## Input for this task
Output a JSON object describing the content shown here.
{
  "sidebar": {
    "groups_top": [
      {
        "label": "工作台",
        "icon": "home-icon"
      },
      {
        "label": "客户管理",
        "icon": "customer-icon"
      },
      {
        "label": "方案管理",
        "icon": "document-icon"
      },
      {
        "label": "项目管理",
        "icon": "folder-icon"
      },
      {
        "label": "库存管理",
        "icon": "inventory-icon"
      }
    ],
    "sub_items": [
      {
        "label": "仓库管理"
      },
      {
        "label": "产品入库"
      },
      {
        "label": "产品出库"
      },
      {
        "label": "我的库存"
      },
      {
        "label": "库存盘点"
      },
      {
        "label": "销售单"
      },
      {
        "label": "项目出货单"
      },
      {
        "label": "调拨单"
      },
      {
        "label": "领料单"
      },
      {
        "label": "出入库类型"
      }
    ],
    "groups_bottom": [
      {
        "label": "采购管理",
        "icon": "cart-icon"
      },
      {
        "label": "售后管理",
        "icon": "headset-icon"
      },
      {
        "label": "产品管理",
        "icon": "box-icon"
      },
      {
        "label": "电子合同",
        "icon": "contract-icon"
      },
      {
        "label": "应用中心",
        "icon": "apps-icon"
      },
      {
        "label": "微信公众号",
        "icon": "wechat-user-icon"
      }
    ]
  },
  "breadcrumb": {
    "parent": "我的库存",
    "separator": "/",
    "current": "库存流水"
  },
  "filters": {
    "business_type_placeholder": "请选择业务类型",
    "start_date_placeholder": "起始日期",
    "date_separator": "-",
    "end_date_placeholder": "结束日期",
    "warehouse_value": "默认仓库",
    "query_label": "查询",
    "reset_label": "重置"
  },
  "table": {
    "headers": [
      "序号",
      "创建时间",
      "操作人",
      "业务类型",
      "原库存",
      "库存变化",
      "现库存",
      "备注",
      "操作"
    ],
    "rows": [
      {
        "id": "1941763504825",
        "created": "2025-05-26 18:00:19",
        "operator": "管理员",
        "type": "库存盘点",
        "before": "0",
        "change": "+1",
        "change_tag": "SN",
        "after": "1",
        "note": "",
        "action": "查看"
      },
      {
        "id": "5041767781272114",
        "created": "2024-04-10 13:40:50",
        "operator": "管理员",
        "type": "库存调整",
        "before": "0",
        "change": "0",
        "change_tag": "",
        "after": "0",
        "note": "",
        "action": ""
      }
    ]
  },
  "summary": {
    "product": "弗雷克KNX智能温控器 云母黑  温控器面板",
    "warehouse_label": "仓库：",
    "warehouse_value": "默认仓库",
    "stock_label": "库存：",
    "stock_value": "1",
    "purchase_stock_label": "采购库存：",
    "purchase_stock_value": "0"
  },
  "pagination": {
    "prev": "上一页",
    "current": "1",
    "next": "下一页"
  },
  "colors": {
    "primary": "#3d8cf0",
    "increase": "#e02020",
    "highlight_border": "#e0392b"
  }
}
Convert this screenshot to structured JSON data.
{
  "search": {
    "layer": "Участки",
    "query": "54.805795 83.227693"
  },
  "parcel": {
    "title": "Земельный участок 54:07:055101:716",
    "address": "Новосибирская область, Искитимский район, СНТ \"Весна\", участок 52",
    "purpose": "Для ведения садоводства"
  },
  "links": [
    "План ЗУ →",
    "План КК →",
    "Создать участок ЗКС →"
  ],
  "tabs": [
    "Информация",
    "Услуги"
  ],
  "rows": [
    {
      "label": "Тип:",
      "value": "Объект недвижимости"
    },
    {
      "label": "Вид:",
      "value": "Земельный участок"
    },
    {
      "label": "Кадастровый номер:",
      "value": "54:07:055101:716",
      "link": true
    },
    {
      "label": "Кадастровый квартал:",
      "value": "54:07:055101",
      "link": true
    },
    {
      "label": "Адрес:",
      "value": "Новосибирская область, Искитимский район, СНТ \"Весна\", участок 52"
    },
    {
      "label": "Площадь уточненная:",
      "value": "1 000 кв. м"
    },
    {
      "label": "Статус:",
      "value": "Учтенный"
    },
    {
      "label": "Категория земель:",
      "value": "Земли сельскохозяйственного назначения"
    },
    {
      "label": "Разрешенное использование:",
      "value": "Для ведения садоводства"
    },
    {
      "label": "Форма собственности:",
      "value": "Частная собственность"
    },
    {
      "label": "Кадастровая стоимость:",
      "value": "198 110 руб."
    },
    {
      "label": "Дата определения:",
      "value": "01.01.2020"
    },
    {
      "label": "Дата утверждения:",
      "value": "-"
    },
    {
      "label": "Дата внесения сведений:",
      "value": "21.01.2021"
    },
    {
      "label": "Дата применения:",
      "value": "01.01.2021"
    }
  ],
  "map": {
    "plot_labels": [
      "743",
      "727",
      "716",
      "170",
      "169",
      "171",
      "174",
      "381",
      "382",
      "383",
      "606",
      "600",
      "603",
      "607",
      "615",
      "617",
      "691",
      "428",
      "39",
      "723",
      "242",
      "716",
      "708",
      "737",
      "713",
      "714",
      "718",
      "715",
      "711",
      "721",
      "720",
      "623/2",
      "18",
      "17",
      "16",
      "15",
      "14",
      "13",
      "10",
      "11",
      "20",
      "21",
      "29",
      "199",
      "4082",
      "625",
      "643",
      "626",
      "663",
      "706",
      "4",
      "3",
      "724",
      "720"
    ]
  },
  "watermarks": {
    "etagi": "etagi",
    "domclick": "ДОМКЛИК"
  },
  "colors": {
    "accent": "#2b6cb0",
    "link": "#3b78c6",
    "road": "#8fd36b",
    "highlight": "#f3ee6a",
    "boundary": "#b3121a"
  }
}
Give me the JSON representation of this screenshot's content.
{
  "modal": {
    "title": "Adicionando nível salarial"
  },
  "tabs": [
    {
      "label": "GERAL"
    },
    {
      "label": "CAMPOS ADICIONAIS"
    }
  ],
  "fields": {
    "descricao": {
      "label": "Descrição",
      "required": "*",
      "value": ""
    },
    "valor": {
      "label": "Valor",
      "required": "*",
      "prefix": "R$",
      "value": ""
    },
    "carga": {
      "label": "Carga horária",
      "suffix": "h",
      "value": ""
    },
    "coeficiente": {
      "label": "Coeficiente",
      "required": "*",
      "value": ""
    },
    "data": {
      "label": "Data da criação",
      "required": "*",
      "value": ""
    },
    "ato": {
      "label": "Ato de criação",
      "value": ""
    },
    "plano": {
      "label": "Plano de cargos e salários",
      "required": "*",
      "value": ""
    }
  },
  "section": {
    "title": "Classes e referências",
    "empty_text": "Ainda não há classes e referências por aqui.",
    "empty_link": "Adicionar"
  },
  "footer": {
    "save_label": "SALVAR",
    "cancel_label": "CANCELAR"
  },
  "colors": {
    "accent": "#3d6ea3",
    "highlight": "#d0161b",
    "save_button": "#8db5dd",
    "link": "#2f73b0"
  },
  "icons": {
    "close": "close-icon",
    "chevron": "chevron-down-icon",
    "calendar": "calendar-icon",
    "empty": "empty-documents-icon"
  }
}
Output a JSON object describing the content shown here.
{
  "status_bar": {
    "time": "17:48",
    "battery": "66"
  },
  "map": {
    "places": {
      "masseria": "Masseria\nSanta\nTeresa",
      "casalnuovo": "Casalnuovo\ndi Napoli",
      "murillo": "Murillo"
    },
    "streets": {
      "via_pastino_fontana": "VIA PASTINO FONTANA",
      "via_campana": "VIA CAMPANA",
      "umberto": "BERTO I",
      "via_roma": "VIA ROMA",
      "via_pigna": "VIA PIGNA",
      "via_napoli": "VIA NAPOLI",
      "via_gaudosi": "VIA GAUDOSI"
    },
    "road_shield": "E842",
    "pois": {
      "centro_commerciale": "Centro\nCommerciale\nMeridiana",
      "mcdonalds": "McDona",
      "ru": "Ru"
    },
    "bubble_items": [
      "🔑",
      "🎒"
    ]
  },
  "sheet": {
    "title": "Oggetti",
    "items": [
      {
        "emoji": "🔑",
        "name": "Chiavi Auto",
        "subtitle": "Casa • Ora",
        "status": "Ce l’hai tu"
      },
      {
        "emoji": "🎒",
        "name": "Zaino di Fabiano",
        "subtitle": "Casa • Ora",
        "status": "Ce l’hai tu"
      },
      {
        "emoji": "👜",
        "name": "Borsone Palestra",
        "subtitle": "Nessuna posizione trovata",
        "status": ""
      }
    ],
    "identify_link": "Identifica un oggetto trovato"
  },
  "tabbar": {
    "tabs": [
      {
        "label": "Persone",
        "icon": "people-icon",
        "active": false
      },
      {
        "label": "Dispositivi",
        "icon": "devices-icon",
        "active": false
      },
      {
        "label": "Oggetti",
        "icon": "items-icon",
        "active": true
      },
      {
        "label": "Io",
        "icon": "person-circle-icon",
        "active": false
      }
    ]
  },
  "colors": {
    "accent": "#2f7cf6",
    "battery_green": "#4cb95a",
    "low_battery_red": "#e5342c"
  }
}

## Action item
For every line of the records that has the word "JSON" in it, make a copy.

## Finished exercise
Output a JSON object describing the content shown here.
Convert this screenshot to structured JSON data.
Give me the JSON representation of this screenshot's content.
Output a JSON object describing the content shown here.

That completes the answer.